Dataset records:
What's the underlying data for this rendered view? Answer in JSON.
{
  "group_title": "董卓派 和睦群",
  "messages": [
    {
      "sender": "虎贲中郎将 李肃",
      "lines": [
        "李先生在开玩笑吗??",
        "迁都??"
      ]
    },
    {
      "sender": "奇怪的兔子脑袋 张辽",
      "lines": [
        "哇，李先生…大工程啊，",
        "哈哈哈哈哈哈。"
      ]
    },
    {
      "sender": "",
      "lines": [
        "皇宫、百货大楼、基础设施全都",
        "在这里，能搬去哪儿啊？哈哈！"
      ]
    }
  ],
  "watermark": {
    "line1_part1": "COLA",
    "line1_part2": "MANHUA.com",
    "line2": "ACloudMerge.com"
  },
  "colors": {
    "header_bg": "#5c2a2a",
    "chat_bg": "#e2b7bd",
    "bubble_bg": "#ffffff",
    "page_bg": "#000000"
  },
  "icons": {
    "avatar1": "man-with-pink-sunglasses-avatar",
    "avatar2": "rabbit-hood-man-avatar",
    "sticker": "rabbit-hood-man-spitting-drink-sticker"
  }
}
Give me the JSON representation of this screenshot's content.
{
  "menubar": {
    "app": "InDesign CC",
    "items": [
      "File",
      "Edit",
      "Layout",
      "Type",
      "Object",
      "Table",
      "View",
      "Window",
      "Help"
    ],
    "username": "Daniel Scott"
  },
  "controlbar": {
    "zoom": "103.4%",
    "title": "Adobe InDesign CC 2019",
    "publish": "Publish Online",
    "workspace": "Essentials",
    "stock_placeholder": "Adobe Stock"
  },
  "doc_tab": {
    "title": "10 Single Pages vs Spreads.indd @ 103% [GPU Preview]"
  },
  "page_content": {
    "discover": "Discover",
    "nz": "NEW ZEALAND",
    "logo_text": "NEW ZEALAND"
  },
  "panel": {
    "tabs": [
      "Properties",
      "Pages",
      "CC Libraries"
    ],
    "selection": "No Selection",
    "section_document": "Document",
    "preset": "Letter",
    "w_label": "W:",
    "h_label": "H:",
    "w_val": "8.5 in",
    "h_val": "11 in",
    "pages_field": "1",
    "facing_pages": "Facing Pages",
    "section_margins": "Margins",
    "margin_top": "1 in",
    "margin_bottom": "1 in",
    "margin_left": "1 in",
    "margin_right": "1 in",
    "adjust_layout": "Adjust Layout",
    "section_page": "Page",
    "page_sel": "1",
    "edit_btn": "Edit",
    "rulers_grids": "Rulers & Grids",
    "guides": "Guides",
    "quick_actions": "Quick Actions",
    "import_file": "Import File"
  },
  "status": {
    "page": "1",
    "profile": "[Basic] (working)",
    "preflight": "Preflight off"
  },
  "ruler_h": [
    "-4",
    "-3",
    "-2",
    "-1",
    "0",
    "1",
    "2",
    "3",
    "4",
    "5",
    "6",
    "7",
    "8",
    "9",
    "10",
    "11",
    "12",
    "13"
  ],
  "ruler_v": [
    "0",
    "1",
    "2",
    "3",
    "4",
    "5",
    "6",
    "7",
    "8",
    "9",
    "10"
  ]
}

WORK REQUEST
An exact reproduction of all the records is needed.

EXERCISE OUTPUT
What's the underlying data for this rendered view? Answer in JSON.
{
  "group_title": "董卓派 和睦群",
  "messages": [
    {
      "sender": "虎贲中郎将 李肃",
      "lines": [
        "李先生在开玩笑吗??",
        "迁都??"
      ]
    },
    {
      "sender": "奇怪的兔子脑袋 张辽",
      "lines": [
        "哇，李先生…大工程啊，",
        "哈哈哈哈哈哈。"
      ]
    },
    {
      "sender": "",
      "lines": [
        "皇宫、百货大楼、基础设施全都",
        "在这里，能搬去哪儿啊？哈哈！"
      ]
    }
  ],
  "watermark": {
    "line1_part1": "COLA",
    "line1_part2": "MANHUA.com",
    "line2": "ACloudMerge.com"
  },
  "colors": {
    "header_bg": "#5c2a2a",
    "chat_bg": "#e2b7bd",
    "bubble_bg": "#ffffff",
    "page_bg": "#000000"
  },
  "icons": {
    "avatar1": "man-with-pink-sunglasses-avatar",
    "avatar2": "rabbit-hood-man-avatar",
    "sticker": "rabbit-hood-man-spitting-drink-sticker"
  }
}
Give me the JSON representation of this screenshot's content.
{
  "menubar": {
    "app": "InDesign CC",
    "items": [
      "File",
      "Edit",
      "Layout",
      "Type",
      "Object",
      "Table",
      "View",
      "Window",
      "Help"
    ],
    "username": "Daniel Scott"
  },
  "controlbar": {
    "zoom": "103.4%",
    "title": "Adobe InDesign CC 2019",
    "publish": "Publish Online",
    "workspace": "Essentials",
    "stock_placeholder": "Adobe Stock"
  },
  "doc_tab": {
    "title": "10 Single Pages vs Spreads.indd @ 103% [GPU Preview]"
  },
  "page_content": {
    "discover": "Discover",
    "nz": "NEW ZEALAND",
    "logo_text": "NEW ZEALAND"
  },
  "panel": {
    "tabs": [
      "Properties",
      "Pages",
      "CC Libraries"
    ],
    "selection": "No Selection",
    "section_document": "Document",
    "preset": "Letter",
    "w_label": "W:",
    "h_label": "H:",
    "w_val": "8.5 in",
    "h_val": "11 in",
    "pages_field": "1",
    "facing_pages": "Facing Pages",
    "section_margins": "Margins",
    "margin_top": "1 in",
    "margin_bottom": "1 in",
    "margin_left": "1 in",
    "margin_right": "1 in",
    "adjust_layout": "Adjust Layout",
    "section_page": "Page",
    "page_sel": "1",
    "edit_btn": "Edit",
    "rulers_grids": "Rulers & Grids",
    "guides": "Guides",
    "quick_actions": "Quick Actions",
    "import_file": "Import File"
  },
  "status": {
    "page": "1",
    "profile": "[Basic] (working)",
    "preflight": "Preflight off"
  },
  "ruler_h": [
    "-4",
    "-3",
    "-2",
    "-1",
    "0",
    "1",
    "2",
    "3",
    "4",
    "5",
    "6",
    "7",
    "8",
    "9",
    "10",
    "11",
    "12",
    "13"
  ],
  "ruler_v": [
    "0",
    "1",
    "2",
    "3",
    "4",
    "5",
    "6",
    "7",
    "8",
    "9",
    "10"
  ]
}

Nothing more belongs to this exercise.